College kids are exposed to all sorts of new experiences and ideas, but not all of these experiences are healthy or beneficial.
Incoming freshmen may have never heard of Adderall before, but they will after a few weeks or months at school.
Before long, many new college students will find that some of their friends are buying the drug from fellow students who have a prescription. They will hear talk that Adderall is a wonder drug. It is called the ‘study drug’ because it can help collegiates stay awake and alert in order to study and can even help them concentrate better on homework and tests.
Another of the drug’s touted benefits is its ability to stave off hunger.
The dream pill lie
It’s like the college girl dream pill — one that helps you improve grades and lose weight at the same time. Young college girls are starting to keep pace with the men on campus in terms of alcohol consumption. Adderall is viewed as the ideal counterbalance to all those extra alcohol calories.
Concern over taking medication not prescribed doesn’t appear to be on the radar for many college co-eds, but it should be. Adderall is a schedule II (meaning a high risk for addiction or abuse) stimulant commonly prescribed to people suffering with narcolepsy or attention deficit and hyperactivity disorder (ADHD). Adderall helps to normalize brain function by calming them and enabling them to organize thoughts that have been so scattered that they have had difficulty learning.
There is a certain amount of off-label prescribing too, meaning doctors have prescribed Adderall to treat a condition other than those approved by the FDA or intended by the drug’s manufacturer, such as treatment-resistant depression or obesity.
When college students decide that buying Adderall from a legitimate patient is too cumbersome, they sometimes decide to become a patient themselves. A significant number of students are faking ADHD symptoms in a doctor’s office in order to obtain their own prescription. It’s a simple matter of reading about ADHD symptoms online and then reporting them during a regular visit to the doctor. In fact, a 2011 Substance Abuse and Mental Health Services Administration report found that kids 18-22 years going to college full-time were two times more likely than part-time students or non-students to engage in Adderall abuse.

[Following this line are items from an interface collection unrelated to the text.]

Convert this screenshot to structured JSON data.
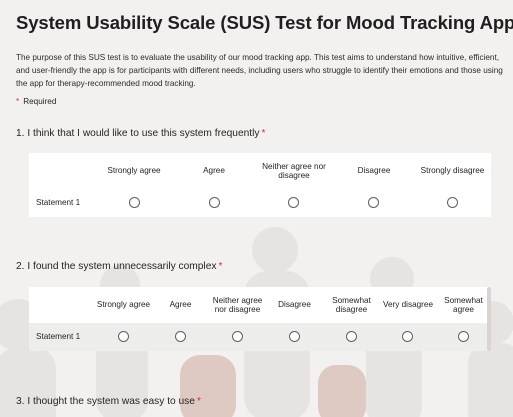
{
  "form": {
    "title": "System Usability Scale (SUS) Test for Mood Tracking App",
    "description": "The purpose of this SUS test is to evaluate the usability of our mood tracking app. This test aims to understand how intuitive, efficient, and user-friendly the app is for participants with different needs, including users who struggle to identify their emotions and those using the app for therapy-recommended mood tracking.",
    "required_star": "*",
    "required_label": "Required"
  },
  "questions": [
    {
      "text": "1. I think that I would like to use this system frequently",
      "star": "*",
      "columns": [
        "Strongly agree",
        "Agree",
        "Neither agree nor disagree",
        "Disagree",
        "Strongly disagree"
      ],
      "statement": "Statement 1"
    },
    {
      "text": "2. I found the system unnecessarily complex",
      "star": "*",
      "columns": [
        "Strongly agree",
        "Agree",
        "Neither agree nor disagree",
        "Disagree",
        "Somewhat disagree",
        "Very disagree",
        "Somewhat agree"
      ],
      "statement": "Statement 1"
    },
    {
      "text": "3. I thought the system was easy to use",
      "star": "*"
    }
  ],
  "colors": {
    "background": "#f2f1ef",
    "required": "#c4314b",
    "grid_bg": "#ffffff",
    "alt_row": "#ededeb"
  }
}
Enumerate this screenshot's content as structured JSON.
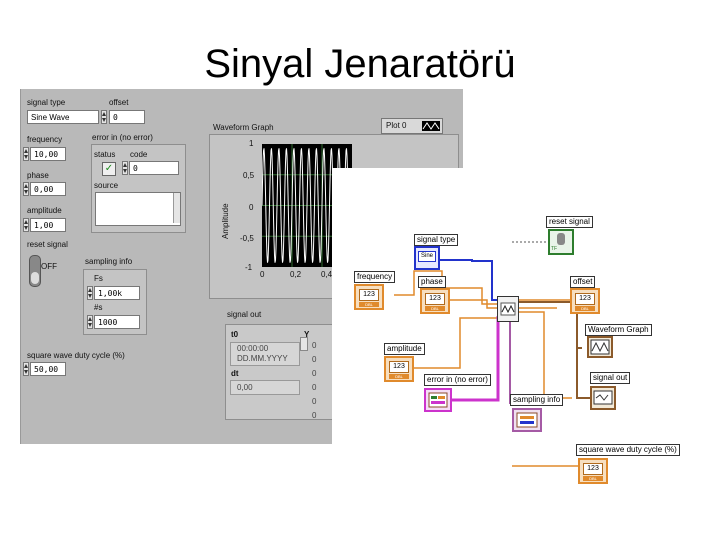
{
  "slide_title": "Sinyal Jenaratörü",
  "front_panel": {
    "signal_type": {
      "label": "signal type",
      "value": "Sine Wave"
    },
    "offset": {
      "label": "offset",
      "value": "0"
    },
    "frequency": {
      "label": "frequency",
      "value": "10,00"
    },
    "phase": {
      "label": "phase",
      "value": "0,00"
    },
    "amplitude": {
      "label": "amplitude",
      "value": "1,00"
    },
    "reset_signal": {
      "label": "reset signal",
      "state": "OFF"
    },
    "error_in": {
      "label": "error in (no error)",
      "status_label": "status",
      "code_label": "code",
      "code_value": "0",
      "source_label": "source"
    },
    "sampling_info": {
      "label": "sampling info",
      "fs_label": "Fs",
      "fs_value": "1,00k",
      "ns_label": "#s",
      "ns_value": "1000"
    },
    "square_wave": {
      "label": "square wave duty cycle (%)",
      "value": "50,00"
    },
    "waveform_graph": {
      "label": "Waveform Graph",
      "plot_legend": "Plot 0",
      "y_axis_label": "Amplitude",
      "y_ticks": [
        "1",
        "0,5",
        "0",
        "-0,5",
        "-1"
      ],
      "x_ticks": [
        "0",
        "0,2",
        "0,4"
      ]
    },
    "signal_out": {
      "label": "signal out",
      "t0_label": "t0",
      "t0_time": "00:00:00",
      "t0_date": "DD.MM.YYYY",
      "dt_label": "dt",
      "dt_value": "0,00",
      "y_label": "Y",
      "y_values": [
        "0",
        "0",
        "0",
        "0",
        "0",
        "0"
      ]
    }
  },
  "block_diagram": {
    "reset_signal": "reset signal",
    "tf_text": "TF",
    "signal_type": "signal type",
    "enum_text": "Sine",
    "frequency": "frequency",
    "phase": "phase",
    "offset": "offset",
    "waveform_graph": "Waveform Graph",
    "amplitude": "amplitude",
    "error_in": "error in (no error)",
    "sampling_info": "sampling info",
    "signal_out": "signal out",
    "square_wave": "square wave duty cycle (%)",
    "num_text": "123",
    "dbl_text": "DBL"
  },
  "colors": {
    "numeric_wire": "#e08a2c",
    "enum_wire": "#2233cc",
    "cluster_wire": "#cc33cc",
    "bool_wire": "#2d7d2d",
    "graph_bg": "#000000",
    "graph_grid": "#2e6b2e",
    "trace": "#ffffff"
  }
}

The problem is that while the drug normalizes brain function for those with legitimate conditions, when it is abused by healthy people it can be very dangerous. Adderall speeds up the body’s metabolism and lowers appetite, which is how it contributes to weight loss. However, it also speeds up the heart. If the student has an unknown heart problem, at best, this could cause irregular heartbeat and, at worst, it could lead to cardiac arrest. Misuse of Adderall also increases the risk of stroke, high blood pressure and could even precipitate an obsessive compulsive disorder.
Addictive and risky
Furthermore, the drug is potentially addictive to healthy people because it stimulates the release of dopamine, the brain’s pleasure chemical. At first, taking Adderall makes the student feel great, with more alertness and energy and less hunger. The trouble is that pretty soon the brain makes an association between popping a pill and feeling good. This sort of mental association is what drives addiction. And because the brain does an excellent job of adjusting to new conditions, it isn’t long before taking just one pill doesn’t give the same jolt as before.
College students who are misusing Adderall in order to help their grades or to lose weight are making a very risky decision that can have serious health consequences.